Kelsie and I were presenting to a group of actors and film producers. We have experienced some social media success in the film industry. The very last question that came up was this: “Can you help us go viral?”

Most of them knew how we helped a small production company grow their social presence by leaps and bounds. They also knew that we helped solve the production company’s problem of lack of extras for their movies. The company asked us, “Can you help us get extras? We need about 100 for this next project.”

After implementing our strategy, we handed them a list of 5,800 willing extras for their upcoming movie shoot. We sort of felt bad because the number of emails and parents wanting their children to be movie stars was a bit overwhelming.

Yes, we went viral.

Lots of folks say there is no way to go viral. Like going viral is some magical land that exists in the clouds. But the reality is that when you scroll through your newsfeed on Facebook, you see viral posts all the time. It does happen, and it can happen to you as well.

We agree; there is no one sure-proof way to make it happen. But we have learned a lot from the handful of times we’ve experienced it firsthand, and we want to share with you some of the ingredients that have been consistent across those experiences.

Disclaimer: This is not an invitation for you to message us asking us to help you go viral. If your only goal is to go viral, you have already lost. It takes time to grow a healthy social media account. That is what we can help you do. Going viral is a byproduct of a healthy account.

Ingredient # 1: Your overall presence is healthy and alive.

We are all about establishing a living and healthy social media presence. Check out some of our previous posts if you want to know more about how to do this. Essentially, we are working towards loosening up the algorithm beast. The longer we please the algorithm, the more the algorithm begins to trust us.

Remember, Facebook is the one in control. You have to please Facebook before it will reward you. There are way too many businesses creating posts that look like advertisements. If that is you, everything else we are about to share is irrelevant.

Ingredient # 2: Your content is bold and significant.

Funny, relevant, or an opportunity: those are three major categories that nearly all viral posts fall under. We would also add the words bold or significant in front of those three. Sure, you can give an opportunity, but if it isn’t a significant or bold opportunity, then no one will care.

Also, we typically see that it is a combination of two of the three.

Ingredient # 3: A bigger fish pays attention.

Every single time, it felt like a tipping point for our viral posts came from a bigger fish paying attention to us. One time it was a rather large local brewing company that offered to join efforts with us. Another time it was a large newspaper that saw the need and was willing to join.

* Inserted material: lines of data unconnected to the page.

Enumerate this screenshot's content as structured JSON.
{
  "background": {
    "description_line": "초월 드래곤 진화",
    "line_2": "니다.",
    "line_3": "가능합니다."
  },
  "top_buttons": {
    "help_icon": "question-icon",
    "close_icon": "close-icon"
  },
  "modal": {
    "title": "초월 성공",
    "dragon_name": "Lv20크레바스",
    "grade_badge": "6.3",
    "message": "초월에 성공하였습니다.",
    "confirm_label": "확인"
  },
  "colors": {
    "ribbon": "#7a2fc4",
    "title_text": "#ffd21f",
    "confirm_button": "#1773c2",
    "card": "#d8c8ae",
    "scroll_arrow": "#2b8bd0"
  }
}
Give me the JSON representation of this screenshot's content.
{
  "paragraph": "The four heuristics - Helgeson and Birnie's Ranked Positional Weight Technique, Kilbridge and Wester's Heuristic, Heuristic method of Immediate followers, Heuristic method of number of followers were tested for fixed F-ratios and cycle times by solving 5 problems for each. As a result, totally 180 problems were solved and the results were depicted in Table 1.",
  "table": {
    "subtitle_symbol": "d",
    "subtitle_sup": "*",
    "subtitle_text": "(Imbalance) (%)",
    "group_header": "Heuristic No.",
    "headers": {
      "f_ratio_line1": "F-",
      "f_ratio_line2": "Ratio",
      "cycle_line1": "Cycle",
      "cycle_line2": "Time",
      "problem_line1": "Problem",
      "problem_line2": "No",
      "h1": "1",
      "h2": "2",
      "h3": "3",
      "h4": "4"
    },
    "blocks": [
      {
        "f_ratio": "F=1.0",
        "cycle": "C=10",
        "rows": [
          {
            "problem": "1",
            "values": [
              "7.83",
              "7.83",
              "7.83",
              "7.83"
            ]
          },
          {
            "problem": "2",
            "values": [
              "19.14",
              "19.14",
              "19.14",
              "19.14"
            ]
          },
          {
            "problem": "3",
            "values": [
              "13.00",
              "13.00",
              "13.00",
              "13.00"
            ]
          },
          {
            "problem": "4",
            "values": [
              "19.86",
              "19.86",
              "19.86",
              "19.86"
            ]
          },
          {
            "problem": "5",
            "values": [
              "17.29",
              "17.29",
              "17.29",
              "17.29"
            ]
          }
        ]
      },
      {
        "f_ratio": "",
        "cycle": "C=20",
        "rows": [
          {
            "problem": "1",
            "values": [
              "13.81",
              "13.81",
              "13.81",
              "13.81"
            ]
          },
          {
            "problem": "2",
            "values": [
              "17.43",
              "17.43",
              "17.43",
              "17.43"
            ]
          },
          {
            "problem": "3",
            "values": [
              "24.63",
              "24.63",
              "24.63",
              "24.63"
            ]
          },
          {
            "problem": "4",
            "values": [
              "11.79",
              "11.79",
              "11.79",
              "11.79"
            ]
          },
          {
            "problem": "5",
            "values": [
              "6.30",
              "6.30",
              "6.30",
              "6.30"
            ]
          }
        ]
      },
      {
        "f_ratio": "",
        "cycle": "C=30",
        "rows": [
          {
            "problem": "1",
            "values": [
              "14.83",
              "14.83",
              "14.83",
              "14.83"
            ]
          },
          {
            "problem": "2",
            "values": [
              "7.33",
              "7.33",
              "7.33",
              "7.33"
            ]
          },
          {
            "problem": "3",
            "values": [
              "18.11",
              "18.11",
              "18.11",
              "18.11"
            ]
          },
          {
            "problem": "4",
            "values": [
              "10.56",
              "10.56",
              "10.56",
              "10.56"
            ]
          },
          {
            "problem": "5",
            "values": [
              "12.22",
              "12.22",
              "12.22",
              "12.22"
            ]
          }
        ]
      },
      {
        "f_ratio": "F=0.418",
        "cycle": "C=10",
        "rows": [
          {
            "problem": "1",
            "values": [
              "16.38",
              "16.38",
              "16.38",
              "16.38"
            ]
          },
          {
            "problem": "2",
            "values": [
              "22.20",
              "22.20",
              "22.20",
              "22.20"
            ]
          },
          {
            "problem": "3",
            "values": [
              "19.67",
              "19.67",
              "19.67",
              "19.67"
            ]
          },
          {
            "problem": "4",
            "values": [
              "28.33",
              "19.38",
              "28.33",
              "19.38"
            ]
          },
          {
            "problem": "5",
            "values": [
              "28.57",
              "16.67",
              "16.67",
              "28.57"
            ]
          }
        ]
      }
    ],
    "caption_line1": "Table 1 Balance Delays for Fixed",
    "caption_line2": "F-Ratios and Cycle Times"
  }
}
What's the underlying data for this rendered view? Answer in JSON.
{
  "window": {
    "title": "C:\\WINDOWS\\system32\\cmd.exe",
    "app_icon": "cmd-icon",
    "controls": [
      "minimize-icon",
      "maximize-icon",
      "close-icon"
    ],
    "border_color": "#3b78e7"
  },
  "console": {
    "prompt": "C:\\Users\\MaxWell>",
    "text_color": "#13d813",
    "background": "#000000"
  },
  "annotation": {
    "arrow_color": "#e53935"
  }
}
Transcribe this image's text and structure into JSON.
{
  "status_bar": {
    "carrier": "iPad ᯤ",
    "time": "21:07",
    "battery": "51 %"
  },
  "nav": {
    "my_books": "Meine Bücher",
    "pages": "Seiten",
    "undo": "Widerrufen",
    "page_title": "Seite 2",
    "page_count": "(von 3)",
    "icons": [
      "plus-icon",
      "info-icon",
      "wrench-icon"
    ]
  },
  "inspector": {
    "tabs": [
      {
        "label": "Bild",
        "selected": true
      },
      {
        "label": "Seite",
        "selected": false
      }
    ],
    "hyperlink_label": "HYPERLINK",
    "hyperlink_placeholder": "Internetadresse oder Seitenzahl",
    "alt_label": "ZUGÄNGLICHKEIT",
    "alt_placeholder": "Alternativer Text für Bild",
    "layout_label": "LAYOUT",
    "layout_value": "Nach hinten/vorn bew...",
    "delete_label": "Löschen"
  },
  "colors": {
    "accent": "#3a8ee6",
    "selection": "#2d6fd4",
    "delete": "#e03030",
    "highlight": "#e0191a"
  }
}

When the algorithm sees that a bigger fish is helping a smaller fish, the algorithm will want to help you too.

Ingredient # 4: “A watched pot never boils.”

As a kid, I spent a lot of time at Grandma’s house, and I loved to help her cook. She would always tell me as I stared at the boiling pot or the cookies in the oven, “A watched pot never boils.”

This one may sound a little more outlandish, but we are convinced there is some sort of correlation. Every time we have had a post go viral, it was while we weren’t watching it. I’ll give you an example.

Kelsie and I were in Mexico on vacation. We had “unplugged” from life and happened to check back in briefly to see how our kids were doing. One of our clients had reached out. A post we’d launched before leaving had gone viral. “Aaron, Kelsie, you know that post you put up a couple of days ago? Remember how you told us you think this one has potential to go viral? Yeah, well, it has, and I can’t keep up with the demand! Please help me!”

So we did, and we ended up with 5,800 extras.

But the point is this, don’t keep checking your posts over and over again to see how it is doing. For the clients that we work with, if we see a post coming that we think has potential to go viral, we implement a “no look” period with anyone on that account. Essentially for six hours after it is posted, we tell them all to stay off of their Facebook. Not off of their page, but off of Facebook entirely.

Facebook knows when you are on and off of their platform. They know if you keep checking a post to see how it is doing. The algorithm is asking, “Why do you keep checking your page? Do you think you should be rewarded for something you have produced?”

We told you it would sound outlandish.

Talk soon,

Aaron & Kelsie